*** Source data Section Begins ***
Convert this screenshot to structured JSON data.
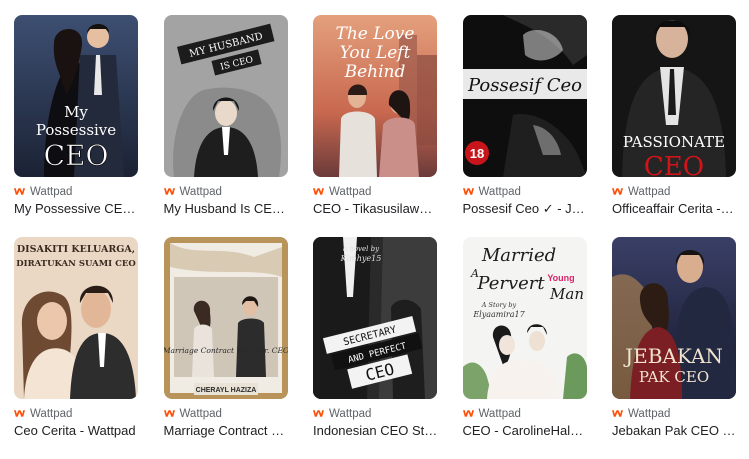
{
  "results": [
    {
      "source": "Wattpad",
      "title": "My Possessive CE…",
      "cover_text": [
        "My",
        "Possessive",
        "CEO"
      ],
      "cover_bg": "#2d3a55"
    },
    {
      "source": "Wattpad",
      "title": "My Husband Is CE…",
      "cover_text": [
        "MY HUSBAND",
        "IS CEO"
      ],
      "cover_bg": "#9a9a9a"
    },
    {
      "source": "Wattpad",
      "title": "CEO - Tikasusilaw…",
      "cover_text": [
        "The Love",
        "You Left",
        "Behind"
      ],
      "cover_bg": "#d27b5c"
    },
    {
      "source": "Wattpad",
      "title": "Possesif Ceo ✓ - J…",
      "cover_text": [
        "Possesif Ceo",
        "18"
      ],
      "cover_bg": "#111111"
    },
    {
      "source": "Wattpad",
      "title": "Officeaffair Cerita -…",
      "cover_text": [
        "PASSIONATE",
        "CEO"
      ],
      "cover_bg": "#161616"
    },
    {
      "source": "Wattpad",
      "title": "Ceo Cerita - Wattpad",
      "cover_text": [
        "DISAKITI KELUARGA,",
        "DIRATUKAN SUAMI CEO"
      ],
      "cover_bg": "#e9d6c2"
    },
    {
      "source": "Wattpad",
      "title": "Marriage Contract …",
      "cover_text": [
        "Marriage Contract With Mr. CEO",
        "CHERAYL HAZIZA"
      ],
      "cover_bg": "#b69157"
    },
    {
      "source": "Wattpad",
      "title": "Indonesian CEO St…",
      "cover_text": [
        "a novel by",
        "Kimhye15",
        "SECRETARY",
        "AND PERFECT",
        "CEO"
      ],
      "cover_bg": "#2b2b2b"
    },
    {
      "source": "Wattpad",
      "title": "CEO - CarolineHal…",
      "cover_text": [
        "Married",
        "A",
        "Pervert",
        "Young",
        "Man",
        "A Story by",
        "Elyaamira17"
      ],
      "cover_bg": "#f2f2f2"
    },
    {
      "source": "Wattpad",
      "title": "Jebakan Pak CEO …",
      "cover_text": [
        "JEBAKAN",
        "PAK CEO"
      ],
      "cover_bg": "#1f2440"
    }
  ],
  "colors": {
    "wattpad_icon": "#ff500a",
    "source_text": "#5f6368",
    "title_text": "#202124"
  },
  "icons": {
    "source_icon": "wattpad-logo-icon"
  }
}
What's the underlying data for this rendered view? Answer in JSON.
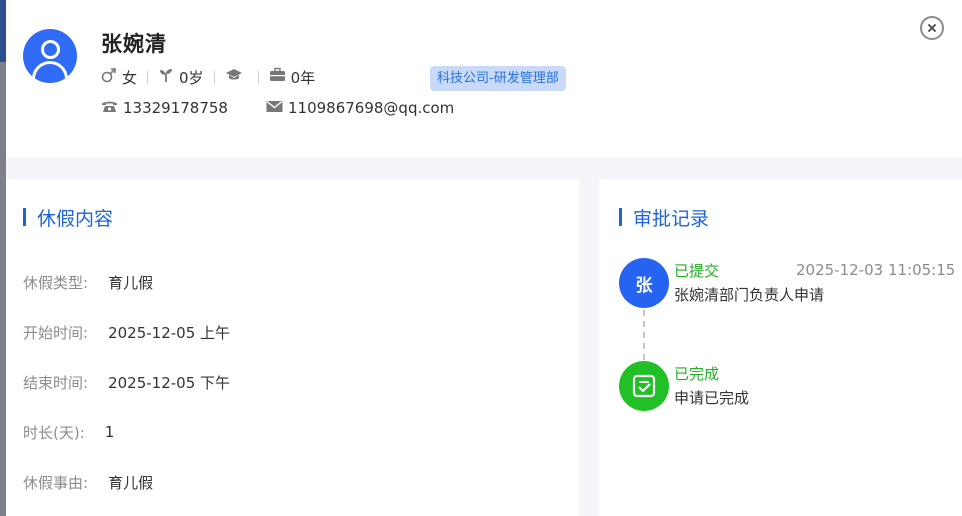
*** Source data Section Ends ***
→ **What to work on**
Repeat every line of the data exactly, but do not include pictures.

→ **Solution for this problem**
Convert this screenshot to structured JSON data.
{
  "results": [
    {
      "source": "Wattpad",
      "title": "My Possessive CE…",
      "cover_text": [
        "My",
        "Possessive",
        "CEO"
      ],
      "cover_bg": "#2d3a55"
    },
    {
      "source": "Wattpad",
      "title": "My Husband Is CE…",
      "cover_text": [
        "MY HUSBAND",
        "IS CEO"
      ],
      "cover_bg": "#9a9a9a"
    },
    {
      "source": "Wattpad",
      "title": "CEO - Tikasusilaw…",
      "cover_text": [
        "The Love",
        "You Left",
        "Behind"
      ],
      "cover_bg": "#d27b5c"
    },
    {
      "source": "Wattpad",
      "title": "Possesif Ceo ✓ - J…",
      "cover_text": [
        "Possesif Ceo",
        "18"
      ],
      "cover_bg": "#111111"
    },
    {
      "source": "Wattpad",
      "title": "Officeaffair Cerita -…",
      "cover_text": [
        "PASSIONATE",
        "CEO"
      ],
      "cover_bg": "#161616"
    },
    {
      "source": "Wattpad",
      "title": "Ceo Cerita - Wattpad",
      "cover_text": [
        "DISAKITI KELUARGA,",
        "DIRATUKAN SUAMI CEO"
      ],
      "cover_bg": "#e9d6c2"
    },
    {
      "source": "Wattpad",
      "title": "Marriage Contract …",
      "cover_text": [
        "Marriage Contract With Mr. CEO",
        "CHERAYL HAZIZA"
      ],
      "cover_bg": "#b69157"
    },
    {
      "source": "Wattpad",
      "title": "Indonesian CEO St…",
      "cover_text": [
        "a novel by",
        "Kimhye15",
        "SECRETARY",
        "AND PERFECT",
        "CEO"
      ],
      "cover_bg": "#2b2b2b"
    },
    {
      "source": "Wattpad",
      "title": "CEO - CarolineHal…",
      "cover_text": [
        "Married",
        "A",
        "Pervert",
        "Young",
        "Man",
        "A Story by",
        "Elyaamira17"
      ],
      "cover_bg": "#f2f2f2"
    },
    {
      "source": "Wattpad",
      "title": "Jebakan Pak CEO …",
      "cover_text": [
        "JEBAKAN",
        "PAK CEO"
      ],
      "cover_bg": "#1f2440"
    }
  ],
  "colors": {
    "wattpad_icon": "#ff500a",
    "source_text": "#5f6368",
    "title_text": "#202124"
  },
  "icons": {
    "source_icon": "wattpad-logo-icon"
  }
}
What's the underlying data for this rendered view? Answer in JSON.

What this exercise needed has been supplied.